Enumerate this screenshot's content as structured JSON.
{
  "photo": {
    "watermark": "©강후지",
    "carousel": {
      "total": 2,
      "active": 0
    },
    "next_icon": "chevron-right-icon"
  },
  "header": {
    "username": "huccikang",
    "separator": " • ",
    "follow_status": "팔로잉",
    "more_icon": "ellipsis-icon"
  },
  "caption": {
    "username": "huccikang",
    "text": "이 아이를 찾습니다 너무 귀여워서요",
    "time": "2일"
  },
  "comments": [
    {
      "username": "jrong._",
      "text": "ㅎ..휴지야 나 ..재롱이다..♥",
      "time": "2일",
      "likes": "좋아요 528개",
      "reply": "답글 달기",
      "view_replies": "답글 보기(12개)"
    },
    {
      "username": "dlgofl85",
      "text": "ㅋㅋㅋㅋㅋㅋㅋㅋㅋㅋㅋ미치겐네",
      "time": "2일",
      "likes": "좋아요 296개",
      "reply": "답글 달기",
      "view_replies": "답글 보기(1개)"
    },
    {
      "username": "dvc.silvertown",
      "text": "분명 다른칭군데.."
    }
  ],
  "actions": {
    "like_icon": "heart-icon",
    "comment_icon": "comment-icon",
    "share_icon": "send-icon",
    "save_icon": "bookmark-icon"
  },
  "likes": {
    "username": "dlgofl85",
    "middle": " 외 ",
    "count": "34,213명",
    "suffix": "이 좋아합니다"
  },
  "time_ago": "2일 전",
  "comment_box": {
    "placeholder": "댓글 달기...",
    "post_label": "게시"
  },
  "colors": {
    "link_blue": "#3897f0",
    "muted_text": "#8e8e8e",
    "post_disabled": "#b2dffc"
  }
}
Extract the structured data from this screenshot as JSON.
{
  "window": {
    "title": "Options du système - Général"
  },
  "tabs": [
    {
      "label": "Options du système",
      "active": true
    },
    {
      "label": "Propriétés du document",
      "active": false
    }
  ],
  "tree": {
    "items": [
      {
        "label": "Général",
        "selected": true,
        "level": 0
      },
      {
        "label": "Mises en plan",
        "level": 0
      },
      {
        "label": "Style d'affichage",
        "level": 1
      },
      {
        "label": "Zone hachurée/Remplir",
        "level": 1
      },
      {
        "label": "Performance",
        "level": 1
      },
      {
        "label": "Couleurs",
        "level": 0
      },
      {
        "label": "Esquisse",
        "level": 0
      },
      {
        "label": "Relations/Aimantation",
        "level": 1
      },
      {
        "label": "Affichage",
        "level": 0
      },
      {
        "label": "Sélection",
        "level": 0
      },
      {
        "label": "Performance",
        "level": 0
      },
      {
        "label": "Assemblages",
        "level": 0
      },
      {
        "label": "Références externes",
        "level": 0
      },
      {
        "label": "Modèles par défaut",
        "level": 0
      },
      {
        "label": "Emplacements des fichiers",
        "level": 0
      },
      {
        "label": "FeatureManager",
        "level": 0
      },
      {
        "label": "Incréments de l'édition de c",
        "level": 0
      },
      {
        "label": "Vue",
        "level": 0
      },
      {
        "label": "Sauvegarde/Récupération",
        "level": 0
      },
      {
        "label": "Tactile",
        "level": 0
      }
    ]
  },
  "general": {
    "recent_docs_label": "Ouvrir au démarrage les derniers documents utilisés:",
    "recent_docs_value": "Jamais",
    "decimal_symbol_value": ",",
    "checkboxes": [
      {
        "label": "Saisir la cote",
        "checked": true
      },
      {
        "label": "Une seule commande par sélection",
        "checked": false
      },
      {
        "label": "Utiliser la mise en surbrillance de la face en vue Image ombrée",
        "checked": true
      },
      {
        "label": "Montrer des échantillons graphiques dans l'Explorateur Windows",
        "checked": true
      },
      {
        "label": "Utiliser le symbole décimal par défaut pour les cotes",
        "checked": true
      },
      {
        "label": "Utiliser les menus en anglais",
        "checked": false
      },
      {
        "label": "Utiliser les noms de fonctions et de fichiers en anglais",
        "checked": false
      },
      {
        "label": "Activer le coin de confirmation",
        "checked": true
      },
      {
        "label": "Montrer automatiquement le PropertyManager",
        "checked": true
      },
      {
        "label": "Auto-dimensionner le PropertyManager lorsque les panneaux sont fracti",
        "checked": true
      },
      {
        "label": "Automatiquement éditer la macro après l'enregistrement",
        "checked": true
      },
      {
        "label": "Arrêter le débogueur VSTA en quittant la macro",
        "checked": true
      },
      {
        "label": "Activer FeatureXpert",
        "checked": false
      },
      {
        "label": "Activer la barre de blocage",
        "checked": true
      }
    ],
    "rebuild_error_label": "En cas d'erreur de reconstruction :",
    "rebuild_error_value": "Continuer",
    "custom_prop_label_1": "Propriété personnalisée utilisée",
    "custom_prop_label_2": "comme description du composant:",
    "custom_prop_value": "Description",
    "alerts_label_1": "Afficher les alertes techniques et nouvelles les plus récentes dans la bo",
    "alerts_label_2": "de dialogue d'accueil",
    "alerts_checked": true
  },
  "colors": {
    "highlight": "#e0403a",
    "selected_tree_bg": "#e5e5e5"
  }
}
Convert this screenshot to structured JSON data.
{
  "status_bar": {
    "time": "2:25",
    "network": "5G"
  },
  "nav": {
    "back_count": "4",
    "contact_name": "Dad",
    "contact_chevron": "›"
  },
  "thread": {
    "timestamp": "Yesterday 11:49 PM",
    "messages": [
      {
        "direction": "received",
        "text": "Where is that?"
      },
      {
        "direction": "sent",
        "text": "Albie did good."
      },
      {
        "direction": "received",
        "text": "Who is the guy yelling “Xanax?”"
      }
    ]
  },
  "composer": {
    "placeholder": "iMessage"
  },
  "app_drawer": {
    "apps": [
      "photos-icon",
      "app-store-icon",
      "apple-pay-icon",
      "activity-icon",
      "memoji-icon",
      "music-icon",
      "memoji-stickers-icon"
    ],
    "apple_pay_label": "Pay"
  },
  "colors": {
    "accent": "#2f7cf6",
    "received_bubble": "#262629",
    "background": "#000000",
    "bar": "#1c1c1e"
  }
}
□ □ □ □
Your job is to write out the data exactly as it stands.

--- Exercise solution ---
Enumerate this screenshot's content as structured JSON.
{
  "photo": {
    "watermark": "©강후지",
    "carousel": {
      "total": 2,
      "active": 0
    },
    "next_icon": "chevron-right-icon"
  },
  "header": {
    "username": "huccikang",
    "separator": " • ",
    "follow_status": "팔로잉",
    "more_icon": "ellipsis-icon"
  },
  "caption": {
    "username": "huccikang",
    "text": "이 아이를 찾습니다 너무 귀여워서요",
    "time": "2일"
  },
  "comments": [
    {
      "username": "jrong._",
      "text": "ㅎ..휴지야 나 ..재롱이다..♥",
      "time": "2일",
      "likes": "좋아요 528개",
      "reply": "답글 달기",
      "view_replies": "답글 보기(12개)"
    },
    {
      "username": "dlgofl85",
      "text": "ㅋㅋㅋㅋㅋㅋㅋㅋㅋㅋㅋ미치겐네",
      "time": "2일",
      "likes": "좋아요 296개",
      "reply": "답글 달기",
      "view_replies": "답글 보기(1개)"
    },
    {
      "username": "dvc.silvertown",
      "text": "분명 다른칭군데.."
    }
  ],
  "actions": {
    "like_icon": "heart-icon",
    "comment_icon": "comment-icon",
    "share_icon": "send-icon",
    "save_icon": "bookmark-icon"
  },
  "likes": {
    "username": "dlgofl85",
    "middle": " 외 ",
    "count": "34,213명",
    "suffix": "이 좋아합니다"
  },
  "time_ago": "2일 전",
  "comment_box": {
    "placeholder": "댓글 달기...",
    "post_label": "게시"
  },
  "colors": {
    "link_blue": "#3897f0",
    "muted_text": "#8e8e8e",
    "post_disabled": "#b2dffc"
  }
}
Extract the structured data from this screenshot as JSON.
{
  "window": {
    "title": "Options du système - Général"
  },
  "tabs": [
    {
      "label": "Options du système",
      "active": true
    },
    {
      "label": "Propriétés du document",
      "active": false
    }
  ],
  "tree": {
    "items": [
      {
        "label": "Général",
        "selected": true,
        "level": 0
      },
      {
        "label": "Mises en plan",
        "level": 0
      },
      {
        "label": "Style d'affichage",
        "level": 1
      },
      {
        "label": "Zone hachurée/Remplir",
        "level": 1
      },
      {
        "label": "Performance",
        "level": 1
      },
      {
        "label": "Couleurs",
        "level": 0
      },
      {
        "label": "Esquisse",
        "level": 0
      },
      {
        "label": "Relations/Aimantation",
        "level": 1
      },
      {
        "label": "Affichage",
        "level": 0
      },
      {
        "label": "Sélection",
        "level": 0
      },
      {
        "label": "Performance",
        "level": 0
      },
      {
        "label": "Assemblages",
        "level": 0
      },
      {
        "label": "Références externes",
        "level": 0
      },
      {
        "label": "Modèles par défaut",
        "level": 0
      },
      {
        "label": "Emplacements des fichiers",
        "level": 0
      },
      {
        "label": "FeatureManager",
        "level": 0
      },
      {
        "label": "Incréments de l'édition de c",
        "level": 0
      },
      {
        "label": "Vue",
        "level": 0
      },
      {
        "label": "Sauvegarde/Récupération",
        "level": 0
      },
      {
        "label": "Tactile",
        "level": 0
      }
    ]
  },
  "general": {
    "recent_docs_label": "Ouvrir au démarrage les derniers documents utilisés:",
    "recent_docs_value": "Jamais",
    "decimal_symbol_value": ",",
    "checkboxes": [
      {
        "label": "Saisir la cote",
        "checked": true
      },
      {
        "label": "Une seule commande par sélection",
        "checked": false
      },
      {
        "label": "Utiliser la mise en surbrillance de la face en vue Image ombrée",
        "checked": true
      },
      {
        "label": "Montrer des échantillons graphiques dans l'Explorateur Windows",
        "checked": true
      },
      {
        "label": "Utiliser le symbole décimal par défaut pour les cotes",
        "checked": true
      },
      {
        "label": "Utiliser les menus en anglais",
        "checked": false
      },
      {
        "label": "Utiliser les noms de fonctions et de fichiers en anglais",
        "checked": false
      },
      {
        "label": "Activer le coin de confirmation",
        "checked": true
      },
      {
        "label": "Montrer automatiquement le PropertyManager",
        "checked": true
      },
      {
        "label": "Auto-dimensionner le PropertyManager lorsque les panneaux sont fracti",
        "checked": true
      },
      {
        "label": "Automatiquement éditer la macro après l'enregistrement",
        "checked": true
      },
      {
        "label": "Arrêter le débogueur VSTA en quittant la macro",
        "checked": true
      },
      {
        "label": "Activer FeatureXpert",
        "checked": false
      },
      {
        "label": "Activer la barre de blocage",
        "checked": true
      }
    ],
    "rebuild_error_label": "En cas d'erreur de reconstruction :",
    "rebuild_error_value": "Continuer",
    "custom_prop_label_1": "Propriété personnalisée utilisée",
    "custom_prop_label_2": "comme description du composant:",
    "custom_prop_value": "Description",
    "alerts_label_1": "Afficher les alertes techniques et nouvelles les plus récentes dans la bo",
    "alerts_label_2": "de dialogue d'accueil",
    "alerts_checked": true
  },
  "colors": {
    "highlight": "#e0403a",
    "selected_tree_bg": "#e5e5e5"
  }
}
Convert this screenshot to structured JSON data.
{
  "status_bar": {
    "time": "2:25",
    "network": "5G"
  },
  "nav": {
    "back_count": "4",
    "contact_name": "Dad",
    "contact_chevron": "›"
  },
  "thread": {
    "timestamp": "Yesterday 11:49 PM",
    "messages": [
      {
        "direction": "received",
        "text": "Where is that?"
      },
      {
        "direction": "sent",
        "text": "Albie did good."
      },
      {
        "direction": "received",
        "text": "Who is the guy yelling “Xanax?”"
      }
    ]
  },
  "composer": {
    "placeholder": "iMessage"
  },
  "app_drawer": {
    "apps": [
      "photos-icon",
      "app-store-icon",
      "apple-pay-icon",
      "activity-icon",
      "memoji-icon",
      "music-icon",
      "memoji-stickers-icon"
    ],
    "apple_pay_label": "Pay"
  },
  "colors": {
    "accent": "#2f7cf6",
    "received_bubble": "#262629",
    "background": "#000000",
    "bar": "#1c1c1e"
  }
}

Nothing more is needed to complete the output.